What If... DC Comics decided to end Batman once Bill Finger, Jerry Robinson and Bob Kane had left?
Would we have gotten Batman: The Dark Knight Returns?
What If... Vertigo decided to not end Sandman with Neil Gaiman?
Would we have gotten something akin to Nancy Collins' Swamp Thing following Alan Moore's heralded run?
What If... DC Comics had continued Starman after James Robinson's departure?
Would his have have remained the "definitive" Starman run?
With writers John Rogers and Greg Rucka leaving the titles Blue Beetle and Checkmate, respectively, I'm left with this question:
"Is there really anything left for anyone else to say?"
Let me elaborate, new comic launches are a risky proposition nowadays. With the market being what it is, in order for a book to survive a new superhero launch has to be...
A. An extension of an already popular title or character i.e. Supergirl or a Robin.
B. "From the pages of..." a popular event such as what DC did to launch Blue Beetle after Infinite Crisis.
C. A very specific vision on the creator's part.
Books such as Sandman, Starman and John Ostrander's Spectre were considered to have fallen into the category of "C" and allowed the rare liberty to end as the writer saw fit. These runs have gone on to be heralded as classics of our storytelling medium. Whereas, comics such as Swamp Thing were allowed to go on, eventually petering out under the weight of the respective legacies their "definitive" writers left behind.
The above mentioned were uniquely creator-driven comics.
Comics such as Blue Beetle, Checkmate & Matt Fraction's Immortal Iron Fist, to me, fall into the C category, as well.
Blue Beetle and The Immortal Iron Fist are two of the quirkiest comics to have hit the stands in years and in much the way I just cannot imagine anyone other than Keith Giffen writing Ambush Bug, I just can't see anyone bringing as unique an energy to these two characters. It was because of this particular energy that we came and maybe stayed in the first place. Without that particular vision to guide it gone, will these titles be able to sustain themselves independent of their roots?
That said, the next few months will find me at the crossroads.
On one front, I'll most likely stick around for Matt Sturges' Blue Beetle run. I adore the character and Sturges seems to love it as much as anyone. Sturges is great on Jack of Fables and I really enjoyed his first issue of House of Mystery. Here's the "but."
He's not Grant Morrison. Who is? Only someone with the stature of a Geoff Johns or a Morrison can sustain a low-selling title such as Blue Beetle. He shows up, readers show up. Sturges, while an excellent writer, can't sustain a title, not just yet any ways.
Checkmate had Rucka's handprints all over it: a love for all things procedural, an adoration of the interconnectivity of the DC Universe and pacing that unfolded as the story saw fit. Checkmate was heaven for a Rucka/DC fan. Next month finds this title written by Bruce Jones, a man known, in my circles, as "an excellent jumping-off point." Nothing against the man but everything I've read by him lately has left me cold. After reading Nightwing for nearly a decade, his run was what made me finally drop the book. I hate to say it like this but I believe they should have canceled Checkmate outright rather than let it come to the end I see for it, imminent cancellation.

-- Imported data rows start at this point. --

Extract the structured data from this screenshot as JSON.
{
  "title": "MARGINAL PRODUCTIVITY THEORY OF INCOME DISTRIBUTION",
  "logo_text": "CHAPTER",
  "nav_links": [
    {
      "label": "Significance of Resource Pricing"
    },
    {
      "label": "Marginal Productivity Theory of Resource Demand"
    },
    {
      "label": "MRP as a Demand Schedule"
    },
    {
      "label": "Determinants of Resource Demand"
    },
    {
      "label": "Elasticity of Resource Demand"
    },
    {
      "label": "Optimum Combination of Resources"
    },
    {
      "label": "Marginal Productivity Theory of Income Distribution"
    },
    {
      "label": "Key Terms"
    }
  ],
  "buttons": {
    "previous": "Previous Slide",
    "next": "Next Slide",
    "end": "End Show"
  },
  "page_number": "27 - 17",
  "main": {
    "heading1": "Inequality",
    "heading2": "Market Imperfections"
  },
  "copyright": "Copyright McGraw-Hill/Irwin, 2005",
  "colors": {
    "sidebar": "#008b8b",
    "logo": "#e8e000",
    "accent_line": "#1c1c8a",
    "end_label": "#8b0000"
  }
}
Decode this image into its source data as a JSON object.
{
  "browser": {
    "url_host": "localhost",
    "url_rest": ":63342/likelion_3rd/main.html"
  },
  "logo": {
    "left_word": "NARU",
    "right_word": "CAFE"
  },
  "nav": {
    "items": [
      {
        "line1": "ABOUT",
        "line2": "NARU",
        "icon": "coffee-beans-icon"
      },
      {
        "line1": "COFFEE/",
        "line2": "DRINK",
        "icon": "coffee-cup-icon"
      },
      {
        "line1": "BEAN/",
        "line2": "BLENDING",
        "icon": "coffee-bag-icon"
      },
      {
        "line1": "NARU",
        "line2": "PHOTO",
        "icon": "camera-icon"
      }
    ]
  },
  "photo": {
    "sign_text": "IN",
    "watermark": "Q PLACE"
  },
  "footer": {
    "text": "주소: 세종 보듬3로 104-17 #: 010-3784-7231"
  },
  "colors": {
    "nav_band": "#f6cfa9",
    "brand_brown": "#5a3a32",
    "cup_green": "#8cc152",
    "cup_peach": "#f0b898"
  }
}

The Immortal Iron Fist? I just don't love the character that much. Matt Fraction on the hand...
Characters like Superman and Batman can sustain themselves due to their iconography and the fact that once popular they, by necessity, had to become a collaborative effort. Nowadays, with every comic rapidly being swept up in "events" it's truly refreshing to see comics such as a Blue Beetle or an Immortal Iron Fist, comics that aren't necessarily directly tied into an editorially, bottom-line driven agenda. Essentially, these comics were allowed the space to grow and tell their stories, essentially becoming comics with a vision.
These are the comics that I love to read.
So, my question is two-fold:
"Will you still read a comic once a certain creator leaves?" and...
"Should more titles become "retired" once a creator's told the story they set out to tell?"